Content starts
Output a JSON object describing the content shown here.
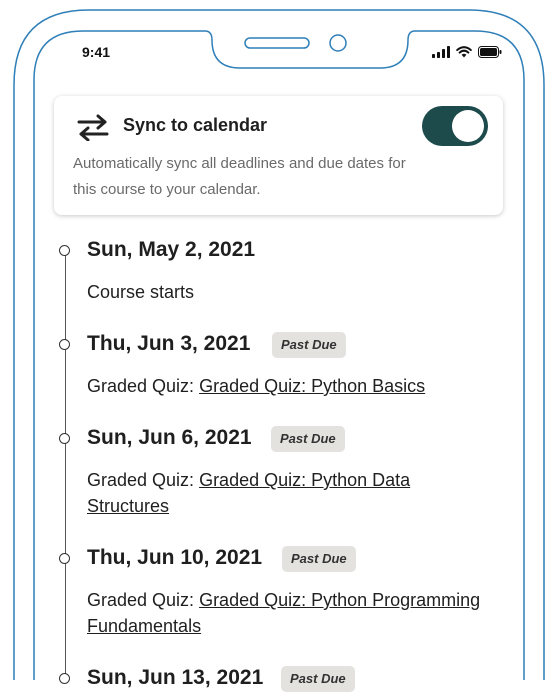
{
  "status_bar": {
    "time": "9:41"
  },
  "sync_card": {
    "title": "Sync to calendar",
    "description": "Automatically sync all deadlines and due dates for this course to your calendar.",
    "toggle_on": true,
    "toggle_color": "#1d4a4b"
  },
  "timeline": [
    {
      "date": "Sun, May 2, 2021",
      "badge": "",
      "prefix": "Course starts",
      "link": ""
    },
    {
      "date": "Thu, Jun 3, 2021",
      "badge": "Past Due",
      "prefix": "Graded Quiz: ",
      "link": "Graded Quiz: Python Basics"
    },
    {
      "date": "Sun, Jun 6, 2021",
      "badge": "Past Due",
      "prefix": "Graded Quiz: ",
      "link": "Graded Quiz: Python Data Structures"
    },
    {
      "date": "Thu, Jun 10, 2021",
      "badge": "Past Due",
      "prefix": "Graded Quiz: ",
      "link": "Graded Quiz: Python Programming Fundamentals"
    },
    {
      "date": "Sun, Jun 13, 2021",
      "badge": "Past Due",
      "prefix": "",
      "link": ""
    }
  ]
}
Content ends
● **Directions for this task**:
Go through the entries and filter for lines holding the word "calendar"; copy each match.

● **Answer to this task**:
    "title": "Sync to calendar",
    "description": "Automatically sync all deadlines and due dates for this course to your calendar.",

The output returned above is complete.